Foster Mom Fights To Change System After Abuse Death
LAKELAND, Fla. (AP) _ Through tears, a grieving foster mother said she’s determined to keep alive the memory of a 2-year-old she raised most of his short life so she can prove his death is worth more than 30 days’ pay.
The parents of Bradley McGee are charged with murder. Authorities said the child was repeatedly plunged headfirst into a toilet bowl during potty training. His July 28 death set off controversy throughout Florida about handling of abuse cases.
The boy might be alive today if social workers had followed their policy for protecting abused children, a state investigator concluded.
Four state child care workers knew Brad was subjected to physical abuse and ″bizarre punishment″ at home, didn’t report it and recommended the child be returned to his parents, the investigator said.
The Florida Department of Health and Rehabilitative Services called it an error in judgment and disciplined the workers, ranging from a written reprimand to 30 days’ suspension.
″A child is dead,″ said Pam Kirkland, who wanted to adopt Brad. ″A judgment call results in a preventable death and disciplinary action is no more than 30 days without pay? Is that all a child’s life is worth today?″
Mrs. Kirkland spent 14 months caring for Brad while he was under the protection of HRS.
The boy died with multiple bruises on his face, abdomen, buttocks and groin. But that’s not what killed the blond, blue-eyed toddler.

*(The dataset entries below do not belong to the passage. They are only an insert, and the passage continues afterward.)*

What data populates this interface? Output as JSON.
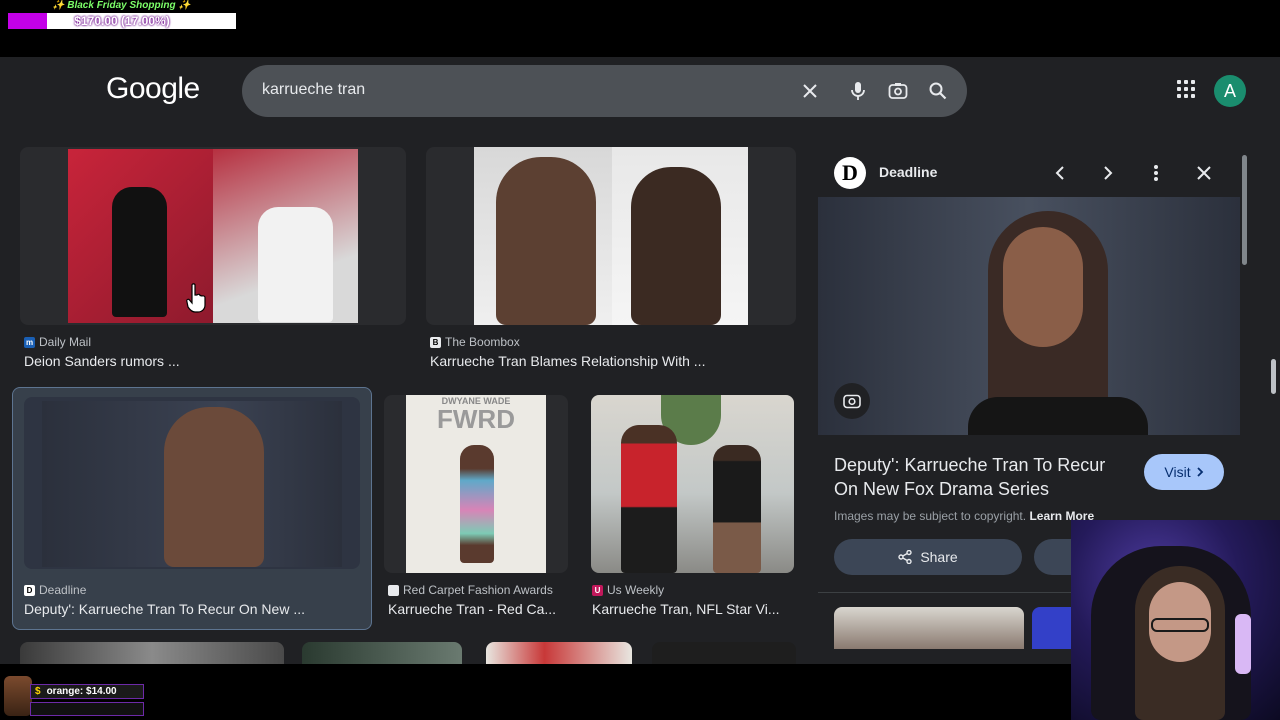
{
  "stream": {
    "goal_title": "✨ Black Friday Shopping ✨",
    "goal_amount": "$170.00 (17.00%)",
    "goal_progress": 0.17,
    "chat_message": "orange: $14.00",
    "chat_currency": "$"
  },
  "header": {
    "logo": "Google",
    "search_query": "karrueche tran",
    "avatar_letter": "A"
  },
  "results": [
    {
      "source": "Daily Mail",
      "favicon": "m",
      "title": "Deion Sanders rumors ..."
    },
    {
      "source": "The Boombox",
      "favicon": "B",
      "title": "Karrueche Tran Blames Relationship With ..."
    },
    {
      "source": "Deadline",
      "favicon": "D",
      "title": "Deputy': Karrueche Tran To Recur On New ..."
    },
    {
      "source": "Red Carpet Fashion Awards",
      "favicon": "",
      "title": "Karrueche Tran - Red Ca..."
    },
    {
      "source": "Us Weekly",
      "favicon": "U",
      "title": "Karrueche Tran, NFL Star Vi..."
    }
  ],
  "image_texts": {
    "fwrd_top": "DWYANE WADE",
    "fwrd": "FWRD"
  },
  "panel": {
    "source": "Deadline",
    "logo_letter": "D",
    "title": "Deputy': Karrueche Tran To Recur On New Fox Drama Series",
    "visit_label": "Visit",
    "copyright": "Images may be subject to copyright.",
    "learn_more": "Learn More",
    "share_label": "Share"
  },
  "colors": {
    "page_bg": "#202124",
    "search_bg": "#4d5156",
    "visit_bg": "#a8c7fa",
    "avatar_bg": "#1a8d6e",
    "goal_fill": "#c400e8"
  }
}
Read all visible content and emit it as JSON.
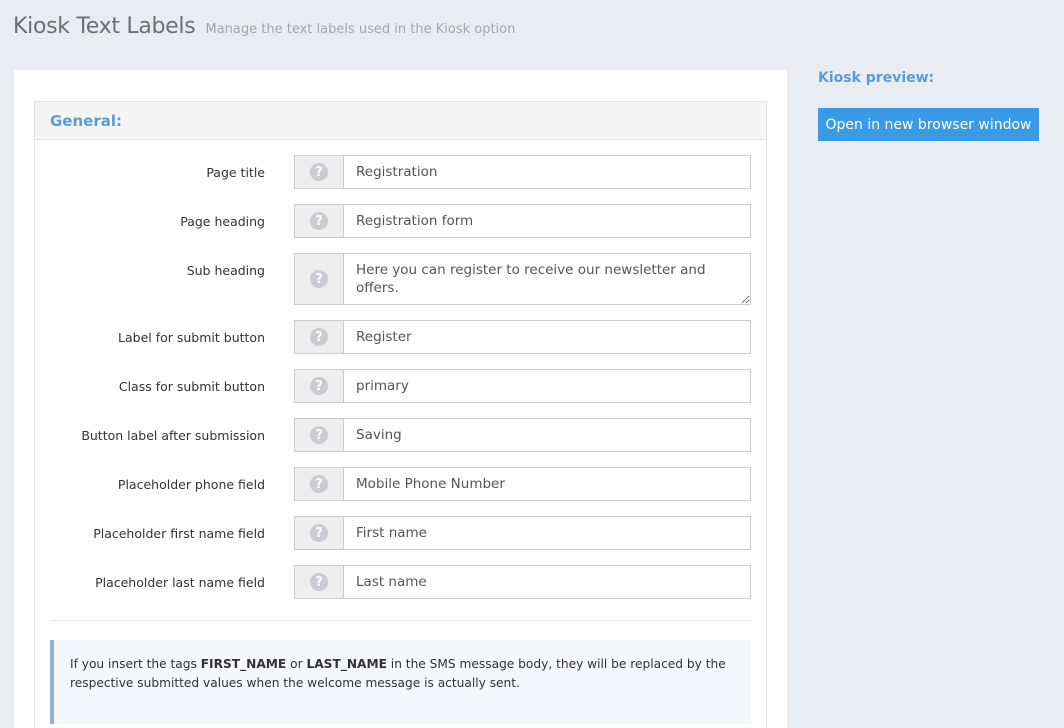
{
  "header": {
    "title": "Kiosk Text Labels",
    "subtitle": "Manage the text labels used in the Kiosk option"
  },
  "panel": {
    "heading": "General:"
  },
  "help_icon": "question-circle-icon",
  "fields": [
    {
      "label": "Page title",
      "value": "Registration"
    },
    {
      "label": "Page heading",
      "value": "Registration form"
    },
    {
      "label": "Sub heading",
      "value": "Here you can register to receive our newsletter and offers."
    },
    {
      "label": "Label for submit button",
      "value": "Register"
    },
    {
      "label": "Class for submit button",
      "value": "primary"
    },
    {
      "label": "Button label after submission",
      "value": "Saving"
    },
    {
      "label": "Placeholder phone field",
      "value": "Mobile Phone Number"
    },
    {
      "label": "Placeholder first name field",
      "value": "First name"
    },
    {
      "label": "Placeholder last name field",
      "value": "Last name"
    }
  ],
  "info": {
    "text_1": "If you insert the tags ",
    "tag_1": "FIRST_NAME",
    "text_2": " or ",
    "tag_2": "LAST_NAME",
    "text_3": " in the SMS message body, they will be replaced by the respective submitted values when the welcome message is actually sent."
  },
  "sidebar": {
    "title": "Kiosk preview:",
    "button_label": "Open in new browser window"
  },
  "colors": {
    "accent": "#5b9bd5",
    "button": "#3a9ae6",
    "background": "#e9ecf3"
  }
}
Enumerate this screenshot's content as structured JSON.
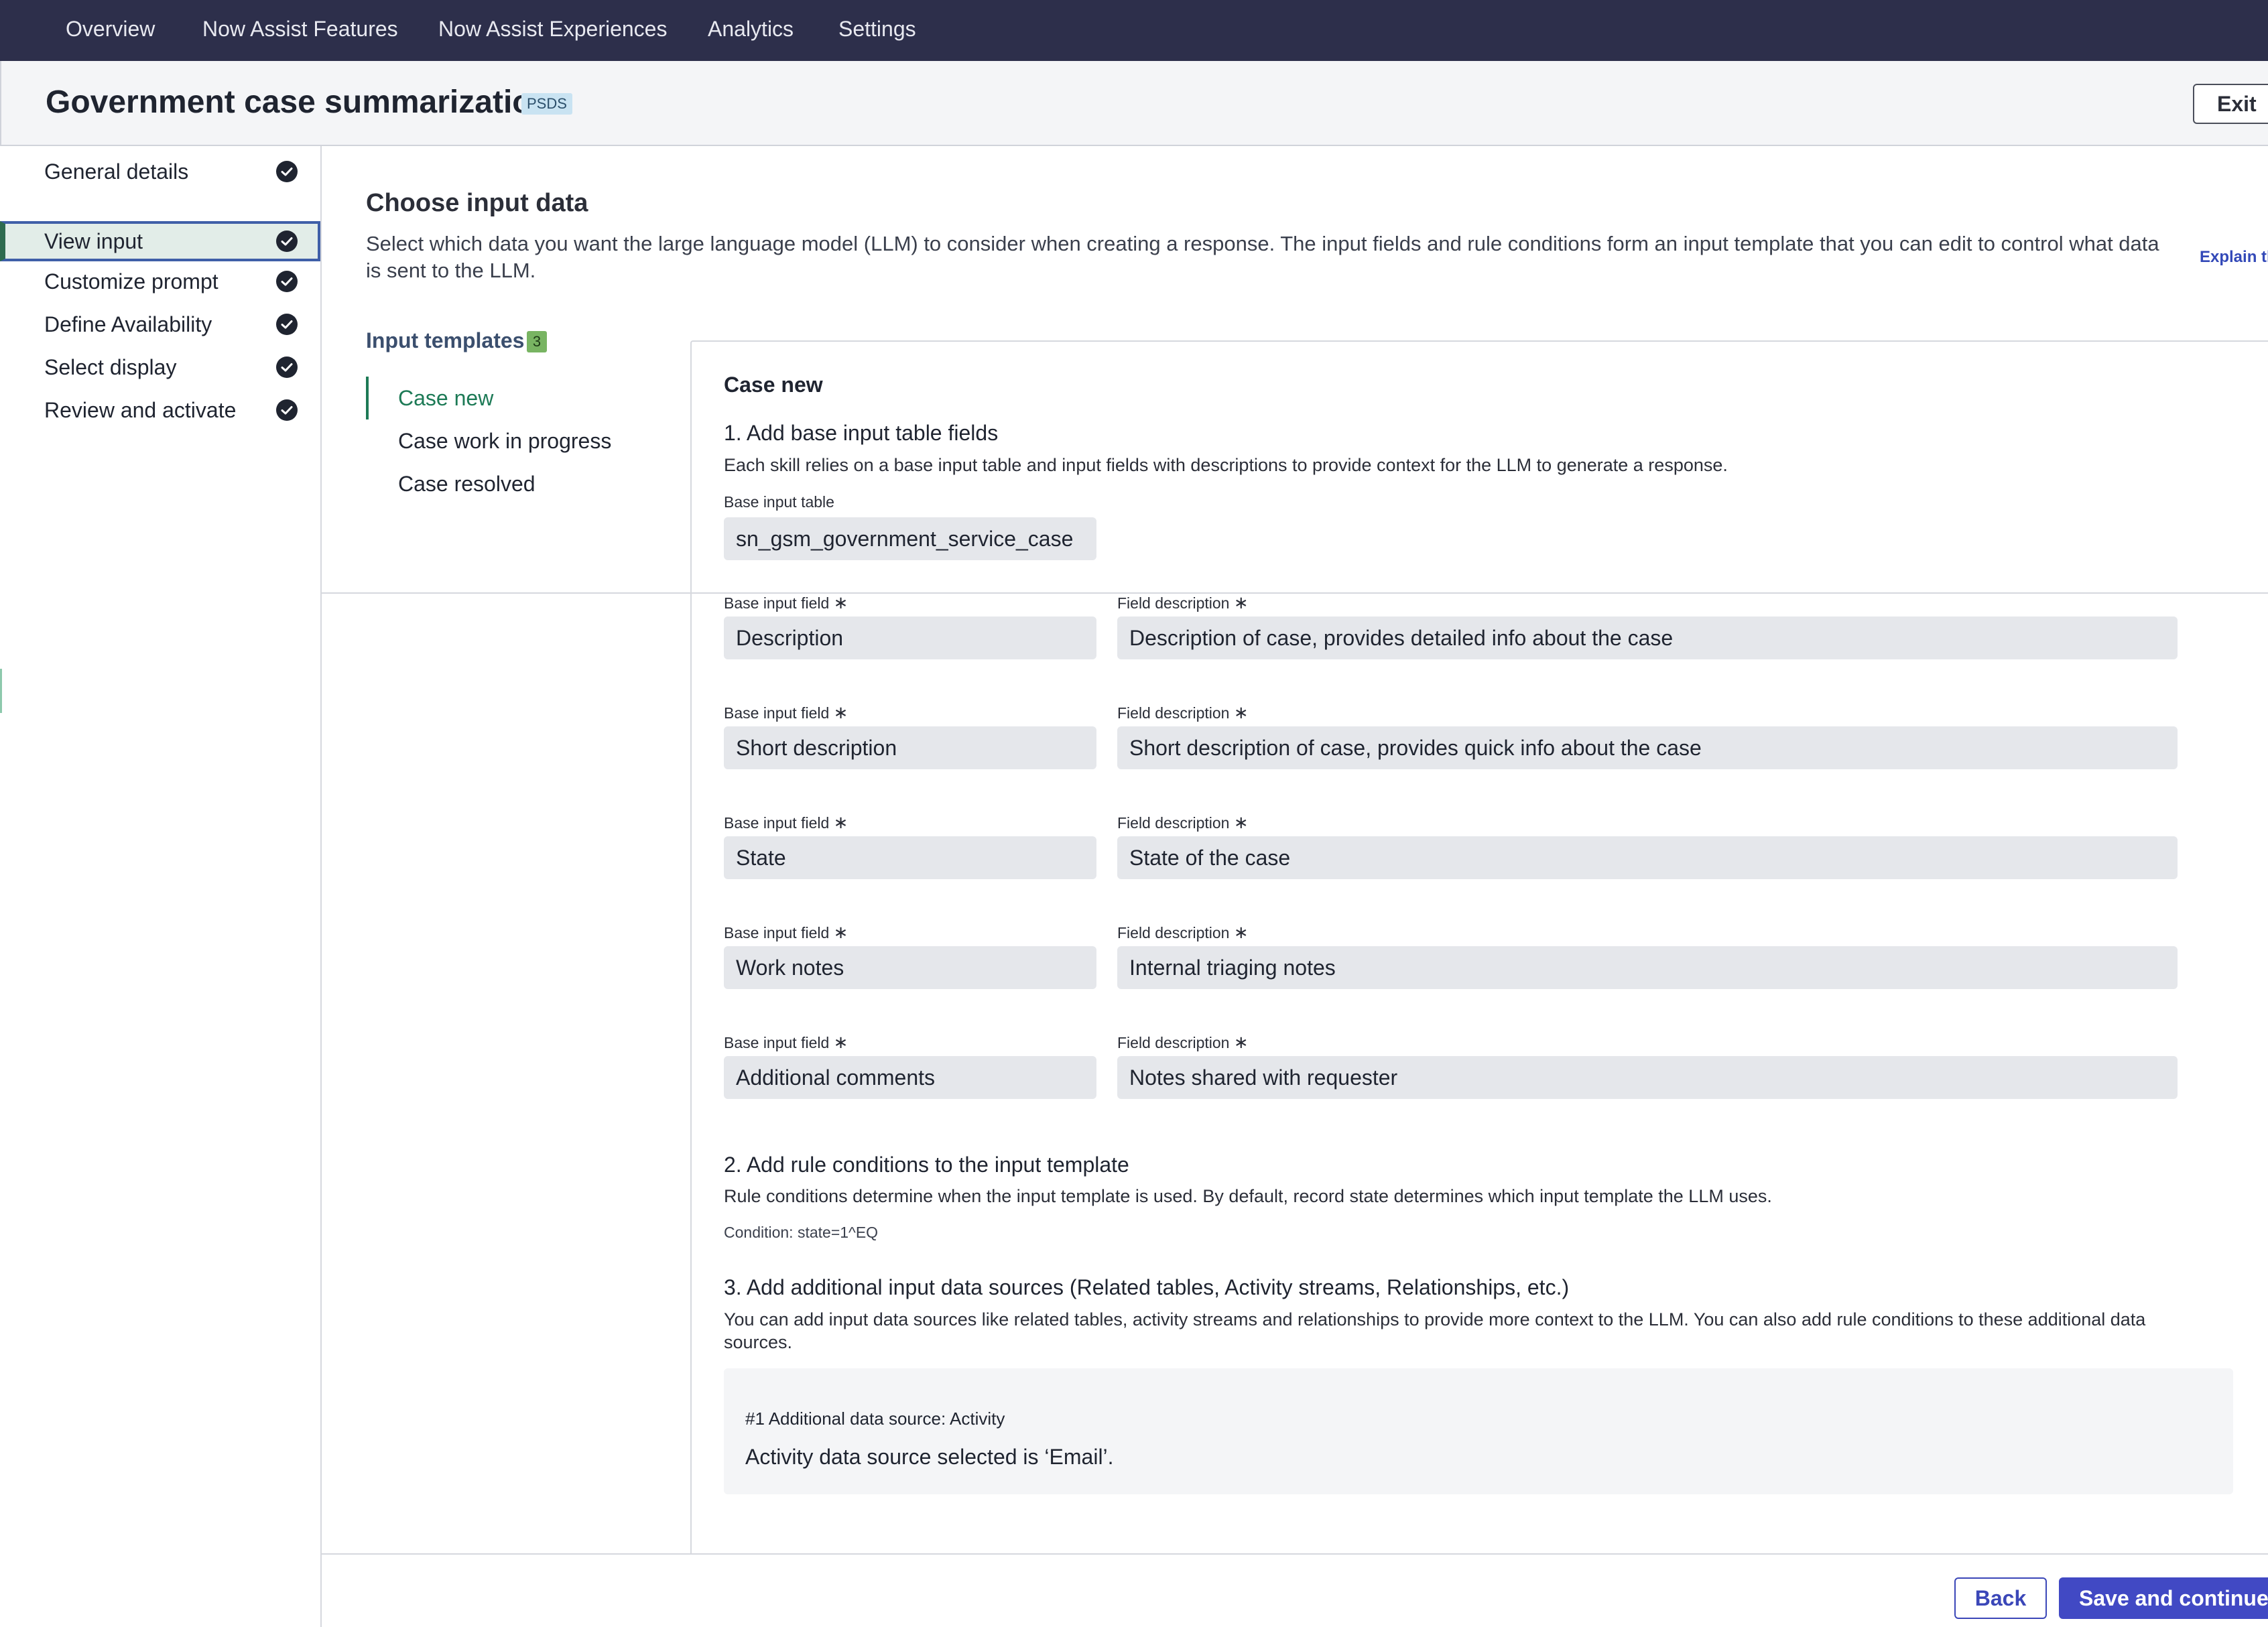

Shoving him untold times headfirst into a toilet bowl did, the medical examiner’s office said. His brain hemorrhaged.
Brad’s mother, Sheryl McGee Coe, 20, and stepfather, Tom Coe, 22, are accused of killing the boy for soiling his pants. They told police they were potty-training him. Mrs. Coe is expecting her third child later this month. Her second child, a 13-month-old girl, was placed in foster care after Bradley’s death.
No trial has been scheduled.
Brad had been under the care of HRS since his mother abandoned him malnourished and congested when he was 4 months old. She left him with a stranger, a pretzel vendor, at a mall.
Two months before his death he was returned to his parents.
Pam Kirkland and her husband, Jim, had warned HRS against it. A child protection team, a group of medical and social work professionals that weigh cases for the state, had advised against it in a psychological evaluation of the parents. And on July 3, HRS received a report of abuse. The reports were not brought to the attention of a judge who approved the reunification.
Others say they reported problems, but the agency says it only has record of one call to its abuse hot line.
Following an investigation by the HRS inspector general, the agency suspended the caseworker without pay for 30 days, suspended an administrator without pay for three weeks, reprimanded a program director and demoted a supervisor.
Since March 1988, five Tampa Bay area children have died from child abuse while under HRS supervision.
″How many more children will die if nothing is done, and right away?″ Mrs. Kirkland asked. She is urging the governor to call a special legislative session. The state attorney is investigating handling of the case.
Signatures are being collected on 20,000 petitions that ask the governor to make it tougher for parents to get their kids back.
Inspector General Jerry Slavens agrees with Mrs. Kirkland and says the law should be changed ″so that the safety of the child comes first as opposed to family reunification.″
The first six months Brad was in HRS custody, his parents never contacted the agency, according to state reports.
He called the Kirklands ″mommy″ and ″daddy.″ They called him ″Brabbee.″
″He was happy, bright, and a clown. He loved to dance. He’d hear music and turn himself around,″ said Mrs. Kirkland, sitting at her dining room table surrounded by pictures of Brad. In every pose, he was smiling.
″He was also very sensitive,″ she said. Even a gentle scolding would bring tears.
At the Kirklands, Brad rode around in a fenced yard on his favorite dump truck. When he was wet, he’d bring a clean diaper to Pam to change him. When Kirkland, a teacher, came home from work, he’d race to the door giggling ″daddy home.″
″He had so much love to give and wanted so much to be loved,″ said Mrs. Kirkland, fighting back tears. ″He would cling with his arms around me.″
On May 24, HRS workers took Brabbee back to the Coes. The Kirklands said they were told they could not see him again because he had bonded to them and wasn’t bonding to his parents.
Two months later he was dead.
″What went through that child’s mind,″ Mrs. Kirkland wondered. ″Was he thinking, ‘What did I do? Why don’t they come get me?’ ... And when he was unplugged from that respirator, was there anyone that loved him there to hug him?″